PROBLEM DESCRIPTION:
For the word "name", return each line of the data in which it occurs.

Data records:
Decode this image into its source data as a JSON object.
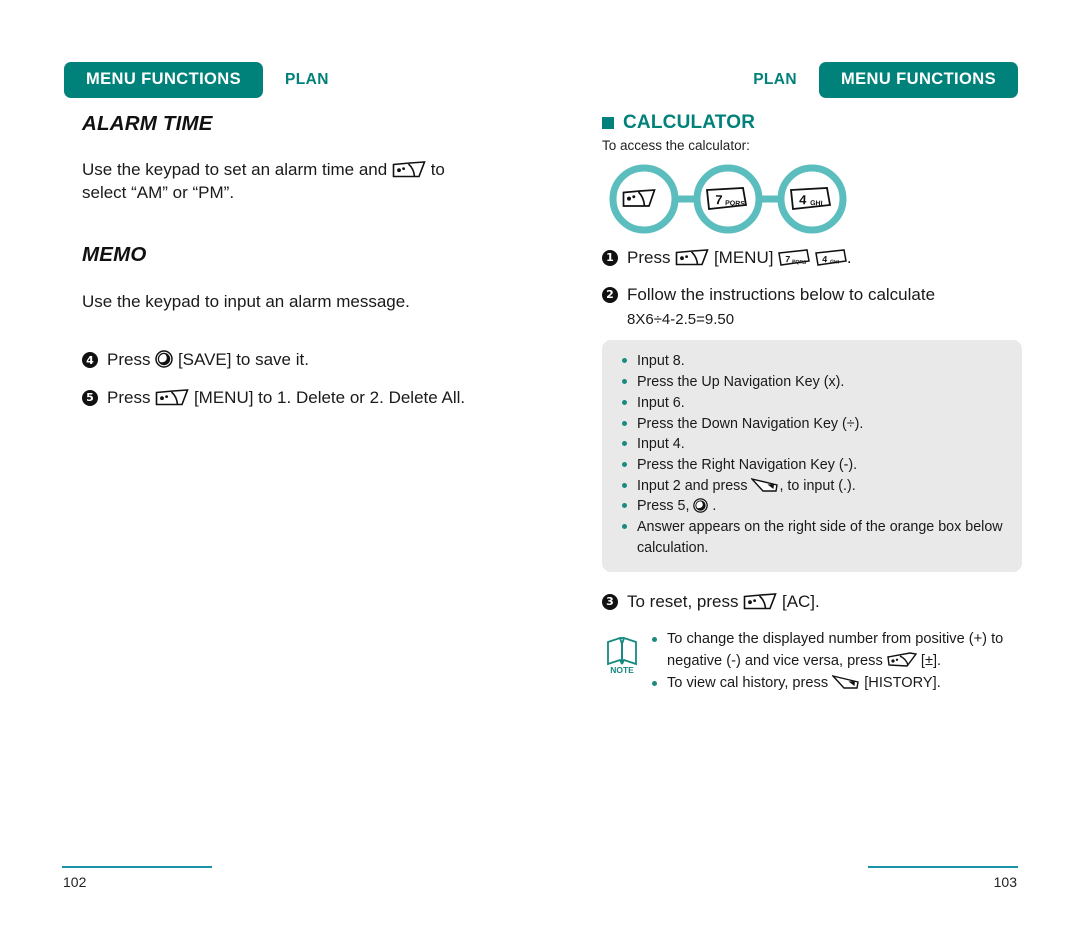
{
  "left_page": {
    "header": {
      "tag": "MENU FUNCTIONS",
      "plan": "PLAN"
    },
    "sections": [
      {
        "title": "ALARM TIME",
        "paragraph_before_key": "Use the keypad to set an alarm time and",
        "paragraph_after_key": "to",
        "paragraph_line2": "select “AM” or “PM”."
      },
      {
        "title": "MEMO",
        "paragraph": "Use the keypad to input an alarm message."
      }
    ],
    "steps": [
      {
        "num": "4",
        "before_key": "Press",
        "key": "soft-key-icon",
        "after_key": "[SAVE] to save it."
      },
      {
        "num": "5",
        "before_key": "Press",
        "key": "menu-key-icon",
        "after_key": "[MENU] to 1. Delete or 2. Delete All."
      }
    ],
    "footer": {
      "page_number": "102"
    }
  },
  "right_page": {
    "header": {
      "plan": "PLAN",
      "tag": "MENU FUNCTIONS"
    },
    "heading": "CALCULATOR",
    "intro": "To access the calculator:",
    "key_sequence": [
      {
        "name": "menu-key-icon",
        "label": ""
      },
      {
        "name": "digit-7-key-icon",
        "label": "7",
        "sublabel": "PQRS"
      },
      {
        "name": "digit-4-key-icon",
        "label": "4",
        "sublabel": "GHI"
      }
    ],
    "steps": [
      {
        "num": "1",
        "text_before": "Press",
        "text_mid": "[MENU]",
        "text_after": "."
      },
      {
        "num": "2",
        "line1": "Follow the instructions below to calculate",
        "line2": "8X6÷4-2.5=9.50"
      },
      {
        "num": "3",
        "text_before": "To reset, press",
        "text_after": "[AC]."
      }
    ],
    "instruction_bullets": [
      "Input 8.",
      "Press the Up Navigation Key (x).",
      "Input 6.",
      "Press the Down Navigation Key (÷).",
      "Input 4.",
      "Press the Right Navigation Key (-).",
      "Input 2 and press  , to input (.).",
      "Press 5,  .",
      "Answer appears on the right side of the orange box below calculation."
    ],
    "note": {
      "icon_label": "NOTE",
      "bullets": [
        {
          "part1": "To change the displayed number from positive (+) to",
          "part2": "negative (-) and vice versa, press",
          "part3": "[±]."
        },
        {
          "part1": "To view cal history, press",
          "part3": "[HISTORY]."
        }
      ]
    },
    "footer": {
      "page_number": "103"
    }
  },
  "colors": {
    "teal": "#00817a",
    "light_teal": "#5bbdbd",
    "rule": "#1a93a8",
    "graybox": "#e9e9e9",
    "bullet": "#1b8b80"
  }
}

WRITTEN SOLUTION:
        "name": "menu-key-icon",
        "name": "digit-7-key-icon",
        "name": "digit-4-key-icon",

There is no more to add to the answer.